───── Material for this exercise ─────

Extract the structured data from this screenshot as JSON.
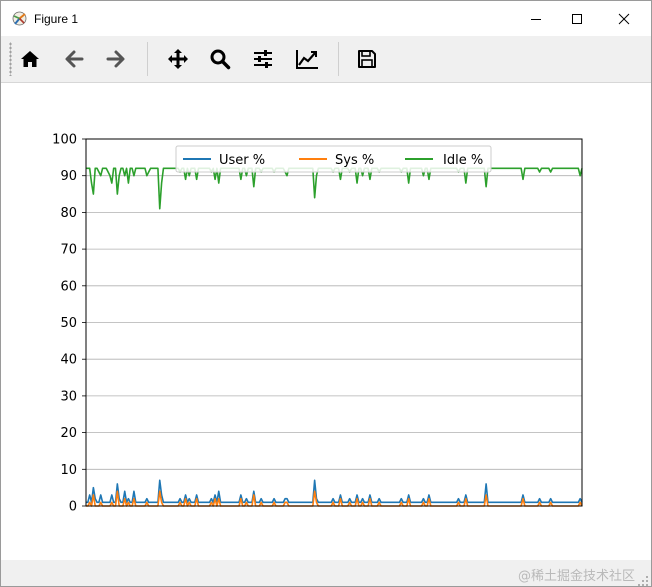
{
  "window": {
    "title": "Figure 1",
    "controls": {
      "minimize": "minimize",
      "maximize": "maximize",
      "close": "close"
    }
  },
  "toolbar": {
    "buttons": [
      {
        "name": "home",
        "icon": "home-icon"
      },
      {
        "name": "back",
        "icon": "arrow-left-icon"
      },
      {
        "name": "forward",
        "icon": "arrow-right-icon"
      },
      {
        "name": "pan",
        "icon": "move-icon"
      },
      {
        "name": "zoom",
        "icon": "magnifier-icon"
      },
      {
        "name": "configure-subplots",
        "icon": "sliders-icon"
      },
      {
        "name": "edit-axis",
        "icon": "line-chart-icon"
      },
      {
        "name": "save",
        "icon": "floppy-disk-icon"
      }
    ]
  },
  "statusbar": {
    "watermark": "@稀土掘金技术社区"
  },
  "chart_data": {
    "type": "line",
    "title": "",
    "xlabel": "",
    "ylabel": "",
    "ylim": [
      0,
      100
    ],
    "yticks": [
      "0",
      "10",
      "20",
      "30",
      "40",
      "50",
      "60",
      "70",
      "80",
      "90",
      "100"
    ],
    "x_ticks_visible": false,
    "grid": {
      "y": true,
      "x": false
    },
    "legend": {
      "location": "upper center",
      "columns": 3
    },
    "colors": {
      "User %": "#1f77b4",
      "Sys %": "#ff7f0e",
      "Idle %": "#2ca02c"
    },
    "series": [
      {
        "name": "User %",
        "color": "#1f77b4",
        "values": [
          1,
          1,
          3,
          1,
          5,
          2,
          1,
          1,
          3,
          1,
          1,
          1,
          1,
          1,
          3,
          1,
          1,
          6,
          2,
          1,
          1,
          4,
          1,
          2,
          1,
          1,
          4,
          1,
          1,
          1,
          1,
          1,
          1,
          2,
          1,
          1,
          1,
          1,
          1,
          1,
          7,
          3,
          1,
          1,
          1,
          1,
          1,
          1,
          1,
          1,
          1,
          2,
          1,
          1,
          3,
          1,
          2,
          1,
          1,
          1,
          3,
          1,
          1,
          1,
          1,
          1,
          1,
          1,
          2,
          1,
          3,
          1,
          4,
          1,
          1,
          1,
          1,
          1,
          1,
          1,
          1,
          1,
          1,
          1,
          3,
          1,
          1,
          2,
          1,
          1,
          1,
          4,
          1,
          1,
          1,
          2,
          1,
          1,
          1,
          1,
          1,
          1,
          2,
          1,
          1,
          1,
          1,
          1,
          2,
          2,
          1,
          1,
          1,
          1,
          1,
          1,
          1,
          1,
          1,
          1,
          1,
          1,
          1,
          1,
          7,
          2,
          1,
          1,
          1,
          1,
          1,
          1,
          1,
          1,
          2,
          1,
          1,
          1,
          3,
          1,
          1,
          1,
          1,
          2,
          1,
          1,
          1,
          3,
          1,
          1,
          2,
          1,
          1,
          1,
          3,
          1,
          1,
          1,
          1,
          2,
          1,
          1,
          1,
          1,
          1,
          1,
          1,
          1,
          1,
          1,
          1,
          2,
          1,
          1,
          1,
          3,
          1,
          1,
          1,
          1,
          1,
          1,
          1,
          2,
          1,
          1,
          3,
          1,
          1,
          1,
          1,
          1,
          1,
          1,
          1,
          1,
          1,
          1,
          1,
          1,
          1,
          1,
          2,
          1,
          1,
          1,
          3,
          1,
          1,
          1,
          1,
          1,
          1,
          1,
          1,
          1,
          1,
          6,
          1,
          1,
          1,
          1,
          1,
          1,
          1,
          1,
          1,
          1,
          1,
          1,
          1,
          1,
          1,
          1,
          1,
          1,
          1,
          3,
          1,
          1,
          1,
          1,
          1,
          1,
          1,
          1,
          2,
          1,
          1,
          1,
          1,
          1,
          2,
          1,
          1,
          1,
          1,
          1,
          1,
          1,
          1,
          1,
          1,
          1,
          1,
          1,
          1,
          1,
          2,
          1
        ]
      },
      {
        "name": "Sys %",
        "color": "#ff7f0e",
        "values": [
          0,
          0,
          1,
          0,
          3,
          0,
          0,
          0,
          1,
          0,
          0,
          0,
          0,
          0,
          1,
          0,
          0,
          4,
          0,
          0,
          0,
          2,
          0,
          1,
          0,
          0,
          2,
          0,
          0,
          0,
          0,
          0,
          0,
          1,
          0,
          0,
          0,
          0,
          0,
          0,
          4,
          1,
          0,
          0,
          0,
          0,
          0,
          0,
          0,
          0,
          0,
          1,
          0,
          0,
          2,
          0,
          1,
          0,
          0,
          0,
          2,
          0,
          0,
          0,
          0,
          0,
          0,
          0,
          1,
          0,
          2,
          0,
          2,
          0,
          0,
          0,
          0,
          0,
          0,
          0,
          0,
          0,
          0,
          0,
          2,
          0,
          0,
          1,
          0,
          0,
          0,
          3,
          0,
          0,
          0,
          1,
          0,
          0,
          0,
          0,
          0,
          0,
          1,
          0,
          0,
          0,
          0,
          0,
          1,
          1,
          0,
          0,
          0,
          0,
          0,
          0,
          0,
          0,
          0,
          0,
          0,
          0,
          0,
          0,
          4,
          1,
          0,
          0,
          0,
          0,
          0,
          0,
          0,
          0,
          1,
          0,
          0,
          0,
          2,
          0,
          0,
          0,
          0,
          1,
          0,
          0,
          0,
          2,
          0,
          0,
          1,
          0,
          0,
          0,
          2,
          0,
          0,
          0,
          0,
          1,
          0,
          0,
          0,
          0,
          0,
          0,
          0,
          0,
          0,
          0,
          0,
          1,
          0,
          0,
          0,
          2,
          0,
          0,
          0,
          0,
          0,
          0,
          0,
          1,
          0,
          0,
          2,
          0,
          0,
          0,
          0,
          0,
          0,
          0,
          0,
          0,
          0,
          0,
          0,
          0,
          0,
          0,
          1,
          0,
          0,
          0,
          2,
          0,
          0,
          0,
          0,
          0,
          0,
          0,
          0,
          0,
          0,
          3,
          0,
          0,
          0,
          0,
          0,
          0,
          0,
          0,
          0,
          0,
          0,
          0,
          0,
          0,
          0,
          0,
          0,
          0,
          0,
          2,
          0,
          0,
          0,
          0,
          0,
          0,
          0,
          0,
          1,
          0,
          0,
          0,
          0,
          0,
          1,
          0,
          0,
          0,
          0,
          0,
          0,
          0,
          0,
          0,
          0,
          0,
          0,
          0,
          0,
          0,
          1,
          0
        ]
      },
      {
        "name": "Idle %",
        "color": "#2ca02c",
        "values": [
          92,
          92,
          92,
          88,
          85,
          92,
          92,
          91,
          90,
          92,
          92,
          92,
          91,
          90,
          88,
          92,
          92,
          85,
          90,
          92,
          92,
          90,
          92,
          88,
          92,
          92,
          90,
          92,
          92,
          92,
          92,
          92,
          92,
          90,
          91,
          92,
          92,
          92,
          92,
          92,
          81,
          88,
          92,
          92,
          92,
          92,
          92,
          92,
          92,
          92,
          92,
          91,
          92,
          92,
          89,
          92,
          90,
          92,
          92,
          92,
          89,
          92,
          92,
          92,
          92,
          92,
          92,
          92,
          91,
          92,
          89,
          92,
          88,
          92,
          92,
          92,
          92,
          92,
          92,
          92,
          92,
          92,
          92,
          92,
          89,
          92,
          92,
          90,
          92,
          92,
          92,
          87,
          92,
          92,
          92,
          91,
          92,
          92,
          92,
          92,
          92,
          92,
          91,
          92,
          92,
          92,
          92,
          92,
          91,
          90,
          92,
          92,
          92,
          92,
          92,
          92,
          92,
          92,
          92,
          92,
          92,
          92,
          92,
          92,
          84,
          90,
          92,
          92,
          92,
          92,
          92,
          92,
          92,
          92,
          91,
          92,
          92,
          92,
          89,
          92,
          92,
          92,
          92,
          91,
          92,
          92,
          92,
          88,
          92,
          92,
          90,
          92,
          92,
          92,
          89,
          92,
          92,
          92,
          92,
          91,
          92,
          92,
          92,
          92,
          92,
          92,
          92,
          92,
          92,
          92,
          92,
          91,
          92,
          92,
          92,
          88,
          92,
          92,
          92,
          92,
          92,
          92,
          92,
          90,
          92,
          92,
          89,
          92,
          92,
          92,
          92,
          92,
          92,
          92,
          92,
          92,
          92,
          92,
          92,
          92,
          92,
          92,
          91,
          92,
          92,
          92,
          88,
          92,
          92,
          92,
          92,
          92,
          92,
          92,
          92,
          92,
          92,
          87,
          92,
          92,
          92,
          92,
          92,
          92,
          92,
          92,
          92,
          92,
          92,
          92,
          92,
          92,
          92,
          92,
          92,
          92,
          92,
          89,
          92,
          92,
          92,
          92,
          92,
          92,
          92,
          92,
          91,
          92,
          92,
          92,
          92,
          92,
          91,
          92,
          92,
          92,
          92,
          92,
          92,
          92,
          92,
          92,
          92,
          92,
          92,
          92,
          92,
          92,
          90,
          92
        ]
      }
    ]
  }
}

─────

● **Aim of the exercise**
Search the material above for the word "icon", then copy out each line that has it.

● **Task answer**
        "icon": "home-icon"
        "icon": "arrow-left-icon"
        "icon": "arrow-right-icon"
        "icon": "move-icon"
        "icon": "magnifier-icon"
        "icon": "sliders-icon"
        "icon": "line-chart-icon"
        "icon": "floppy-disk-icon"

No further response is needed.